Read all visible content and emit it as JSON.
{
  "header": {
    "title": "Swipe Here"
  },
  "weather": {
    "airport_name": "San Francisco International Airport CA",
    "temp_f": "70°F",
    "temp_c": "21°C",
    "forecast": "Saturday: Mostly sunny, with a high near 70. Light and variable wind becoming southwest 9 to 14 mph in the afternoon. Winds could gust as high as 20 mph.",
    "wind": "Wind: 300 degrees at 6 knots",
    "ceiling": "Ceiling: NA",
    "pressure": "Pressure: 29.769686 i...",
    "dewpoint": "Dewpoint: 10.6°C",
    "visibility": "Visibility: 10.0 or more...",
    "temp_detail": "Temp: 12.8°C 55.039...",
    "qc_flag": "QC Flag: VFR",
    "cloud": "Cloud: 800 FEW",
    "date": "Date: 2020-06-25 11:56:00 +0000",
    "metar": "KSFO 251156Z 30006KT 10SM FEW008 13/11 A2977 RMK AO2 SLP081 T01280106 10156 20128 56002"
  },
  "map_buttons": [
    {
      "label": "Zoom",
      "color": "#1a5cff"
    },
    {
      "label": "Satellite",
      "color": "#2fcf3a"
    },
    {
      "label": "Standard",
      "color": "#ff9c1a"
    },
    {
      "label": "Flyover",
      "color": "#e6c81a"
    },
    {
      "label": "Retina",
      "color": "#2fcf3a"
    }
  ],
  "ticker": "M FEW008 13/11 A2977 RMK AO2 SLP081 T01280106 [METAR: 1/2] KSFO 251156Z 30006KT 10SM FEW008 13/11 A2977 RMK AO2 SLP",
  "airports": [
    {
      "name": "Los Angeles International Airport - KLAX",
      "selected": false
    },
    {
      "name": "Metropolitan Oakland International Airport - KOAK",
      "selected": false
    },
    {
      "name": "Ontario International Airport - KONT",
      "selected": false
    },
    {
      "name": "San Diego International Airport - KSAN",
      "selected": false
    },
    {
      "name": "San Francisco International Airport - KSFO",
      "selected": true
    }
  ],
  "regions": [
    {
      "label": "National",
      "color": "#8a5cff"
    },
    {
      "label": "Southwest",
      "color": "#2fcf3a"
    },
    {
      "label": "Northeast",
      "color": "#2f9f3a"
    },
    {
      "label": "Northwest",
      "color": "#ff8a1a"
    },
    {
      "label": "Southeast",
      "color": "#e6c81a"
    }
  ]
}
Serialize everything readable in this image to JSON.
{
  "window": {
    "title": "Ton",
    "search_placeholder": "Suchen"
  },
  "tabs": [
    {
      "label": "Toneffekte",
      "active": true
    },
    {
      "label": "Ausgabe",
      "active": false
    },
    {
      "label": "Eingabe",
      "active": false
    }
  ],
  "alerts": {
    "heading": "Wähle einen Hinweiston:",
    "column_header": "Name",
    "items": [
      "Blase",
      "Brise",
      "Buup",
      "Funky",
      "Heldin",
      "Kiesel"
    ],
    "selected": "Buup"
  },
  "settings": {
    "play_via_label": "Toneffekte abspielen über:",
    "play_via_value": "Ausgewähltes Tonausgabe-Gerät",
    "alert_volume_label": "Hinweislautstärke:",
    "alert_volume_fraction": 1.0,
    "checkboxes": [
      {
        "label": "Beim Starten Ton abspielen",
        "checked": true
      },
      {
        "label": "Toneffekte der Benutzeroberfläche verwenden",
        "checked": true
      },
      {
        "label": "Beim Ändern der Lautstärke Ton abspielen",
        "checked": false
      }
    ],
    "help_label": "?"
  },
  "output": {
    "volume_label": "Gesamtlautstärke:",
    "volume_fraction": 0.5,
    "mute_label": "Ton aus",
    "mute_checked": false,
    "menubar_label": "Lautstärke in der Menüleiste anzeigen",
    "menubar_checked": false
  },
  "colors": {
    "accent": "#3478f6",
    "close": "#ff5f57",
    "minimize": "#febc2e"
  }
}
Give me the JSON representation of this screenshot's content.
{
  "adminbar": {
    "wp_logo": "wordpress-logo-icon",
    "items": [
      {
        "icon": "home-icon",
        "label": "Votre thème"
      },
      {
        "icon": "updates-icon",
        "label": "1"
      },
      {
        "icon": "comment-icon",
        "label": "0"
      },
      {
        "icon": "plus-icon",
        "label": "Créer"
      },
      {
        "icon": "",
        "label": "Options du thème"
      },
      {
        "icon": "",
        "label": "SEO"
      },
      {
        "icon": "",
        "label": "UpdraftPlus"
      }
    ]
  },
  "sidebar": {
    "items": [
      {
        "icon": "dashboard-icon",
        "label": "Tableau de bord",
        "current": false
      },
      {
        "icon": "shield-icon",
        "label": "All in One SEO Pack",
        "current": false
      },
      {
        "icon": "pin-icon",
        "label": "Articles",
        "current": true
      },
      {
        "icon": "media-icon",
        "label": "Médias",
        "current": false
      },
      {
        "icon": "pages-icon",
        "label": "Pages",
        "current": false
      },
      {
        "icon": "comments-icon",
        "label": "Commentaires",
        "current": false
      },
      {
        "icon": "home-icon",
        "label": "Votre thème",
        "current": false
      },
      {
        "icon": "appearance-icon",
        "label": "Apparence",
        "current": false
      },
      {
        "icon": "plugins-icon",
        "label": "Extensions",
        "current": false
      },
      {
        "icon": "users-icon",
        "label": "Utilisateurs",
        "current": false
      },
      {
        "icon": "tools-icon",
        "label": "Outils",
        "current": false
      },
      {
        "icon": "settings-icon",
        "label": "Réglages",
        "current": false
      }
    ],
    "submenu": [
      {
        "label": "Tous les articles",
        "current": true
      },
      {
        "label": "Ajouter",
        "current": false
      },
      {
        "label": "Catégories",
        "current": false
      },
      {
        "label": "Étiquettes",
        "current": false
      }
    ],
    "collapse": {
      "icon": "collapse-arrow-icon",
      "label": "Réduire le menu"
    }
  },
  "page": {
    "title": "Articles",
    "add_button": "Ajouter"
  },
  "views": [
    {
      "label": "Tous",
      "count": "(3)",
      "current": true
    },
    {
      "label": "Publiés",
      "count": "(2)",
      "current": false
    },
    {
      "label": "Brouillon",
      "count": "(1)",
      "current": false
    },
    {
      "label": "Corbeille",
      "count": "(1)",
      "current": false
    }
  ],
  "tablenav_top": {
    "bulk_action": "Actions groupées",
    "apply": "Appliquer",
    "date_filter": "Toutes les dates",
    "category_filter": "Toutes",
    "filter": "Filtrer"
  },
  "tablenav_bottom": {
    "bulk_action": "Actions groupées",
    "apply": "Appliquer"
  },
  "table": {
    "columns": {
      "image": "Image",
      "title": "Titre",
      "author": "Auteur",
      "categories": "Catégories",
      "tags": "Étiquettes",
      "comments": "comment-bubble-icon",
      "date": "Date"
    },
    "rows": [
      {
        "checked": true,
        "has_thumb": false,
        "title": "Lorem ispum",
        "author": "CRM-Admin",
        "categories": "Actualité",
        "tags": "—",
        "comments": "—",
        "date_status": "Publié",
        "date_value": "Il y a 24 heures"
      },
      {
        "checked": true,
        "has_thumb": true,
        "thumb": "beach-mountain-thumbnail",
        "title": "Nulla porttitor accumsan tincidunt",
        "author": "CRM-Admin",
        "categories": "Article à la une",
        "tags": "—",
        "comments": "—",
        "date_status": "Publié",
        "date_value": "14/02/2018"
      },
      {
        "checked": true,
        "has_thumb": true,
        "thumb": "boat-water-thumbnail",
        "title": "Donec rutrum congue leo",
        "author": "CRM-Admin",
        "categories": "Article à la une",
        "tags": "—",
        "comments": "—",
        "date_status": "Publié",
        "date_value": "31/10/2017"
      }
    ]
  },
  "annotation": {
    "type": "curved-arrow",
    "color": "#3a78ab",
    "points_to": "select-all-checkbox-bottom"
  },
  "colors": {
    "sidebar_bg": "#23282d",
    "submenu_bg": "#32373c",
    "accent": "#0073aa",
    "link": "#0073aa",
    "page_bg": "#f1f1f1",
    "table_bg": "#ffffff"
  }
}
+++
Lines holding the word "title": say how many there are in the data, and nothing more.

7